(News article for June 19, 2020)
Around this time of the year, people sometimes start to notice webbing near the ends of branches on plants like pecans, persimmons, crape myrtles, bald cypresses, and even blueberries.
In spite of their name, fall webworms become active in the spring after overwintering in the soil or under leaf debris as pupae. In Louisiana, they have three to five generations (pupa to adult/moth to egg to larva/caterpillar to pupa) before returning to the ground in the fall.
While they’re not likely to kill a tree, fall webworms can negatively impact the health of the plant, since they eat leaves and reduce the plant’s ability to make its own food. In ornamental trees, they affect the appearance.

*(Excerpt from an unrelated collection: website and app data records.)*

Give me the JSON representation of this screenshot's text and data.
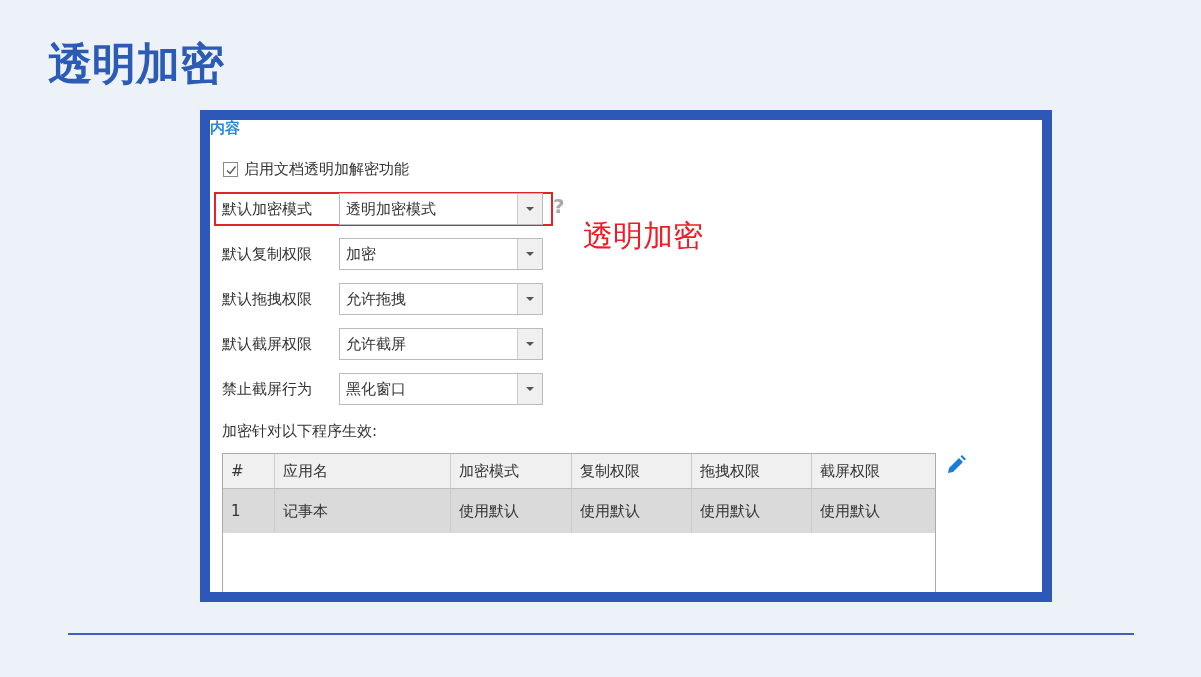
{
  "slide_title": "透明加密",
  "panel": {
    "section_heading": "内容",
    "checkbox": {
      "label": "启用文档透明加解密功能",
      "checked": true
    },
    "help_icon_text": "?",
    "fields": [
      {
        "label": "默认加密模式",
        "value": "透明加密模式",
        "highlighted": true
      },
      {
        "label": "默认复制权限",
        "value": "加密",
        "highlighted": false
      },
      {
        "label": "默认拖拽权限",
        "value": "允许拖拽",
        "highlighted": false
      },
      {
        "label": "默认截屏权限",
        "value": "允许截屏",
        "highlighted": false
      },
      {
        "label": "禁止截屏行为",
        "value": "黑化窗口",
        "highlighted": false
      }
    ],
    "annotation": "透明加密",
    "table_caption": "加密针对以下程序生效:",
    "table": {
      "columns": [
        "#",
        "应用名",
        "加密模式",
        "复制权限",
        "拖拽权限",
        "截屏权限"
      ],
      "rows": [
        {
          "cells": [
            "1",
            "记事本",
            "使用默认",
            "使用默认",
            "使用默认",
            "使用默认"
          ],
          "selected": true
        }
      ]
    }
  }
}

People often want to know what type of insecticide to spray for fall webworms. There are insecticides that will kill them, but in a home landscape situation, it’s often difficult for people to spray effectively for them. The webs may be too high in the tree for people to reach. Even if they’re not, the pressure provided by home spray equipment may not be adequate to penetrate the webs and reach the caterpillars.
When fall webworm webs are low enough to reach with loppers or a pole pruner, one option is to just cut out the webbed limbs. If you’re concerned about leaving a gap in the tree, you can just break up the web instead, so that natural predators like birds can get to the caterpillars more easily.
If you do decide to spray an insecticide, it’s still best to break up the webs so that the spray will be more likely to reach the webworms. Quite a few insecticides are effective on caterpillars. To minimize damage to beneficial insects, insecticides with active ingredients like Bacillus thuringiensis and spinosad can be used while fall webworms are small. Make sure any insecticide you use is labeled for use on the type of plant on which you plan to use it, and be sure to read and follow label directions.
Fall webworms are not the only caterpillars that make webs in trees. While fall webworms make webs near the ends of limbs, eastern tent caterpillars create tents near the junctions of branches and trunks.
Eastern tent caterpillars tend to affect trees in the rose family, like wild cherries, apples, crabapples, and hawthorns. They also affect maples.
Unlike fall webworms, eastern tent caterpillars only go through one generation each year. By this time of year, the caterpillars have most likely left the tents, so spraying insecticides on remaining webs would be useless.
Eastern tent caterpillars overwinter as eggs. These are laid in masses on small limbs and covered with a varnish-like substance. During the winter, these egg masses can be pruned out. If tents are observed in March, they can be removed with a stick, or an insecticide can be applied while the caterpillars are still small.
The final web-makers I’ll mention are small insects called barklice. These feed on organic materials on the surfaces of tree trunks and do not harm plants. Some barklice create webs that remain close to the surfaces of trunks and branches but can extend quite a distance within the tree. While these are not harmful to the tree, if you find the appearance objectionable, you can spray water to knock off the webbing.
Let me know if you have questions.
Contact Mary Helen Ferguson.
Fall webworms at the ends of pecan tree limbs. (Photo: G. Keith Douce, University of Georgia, Bugwood.org)
Eastern tent caterpillar webs are often found at branch-trunk junctions. (Photo: Robert L. Anderson, USDA Forest Service, Bugwood.org)
Eastern tent caterpillar egg mass. (Photo: Robert L. Anderson, USDA Forest Service, Bugwood.org)
Bark lice webbing spread out over the surfaces of limbs. (Photo: Chazz Hesselein, Alabama Cooperative Extension System, Bugwood.org)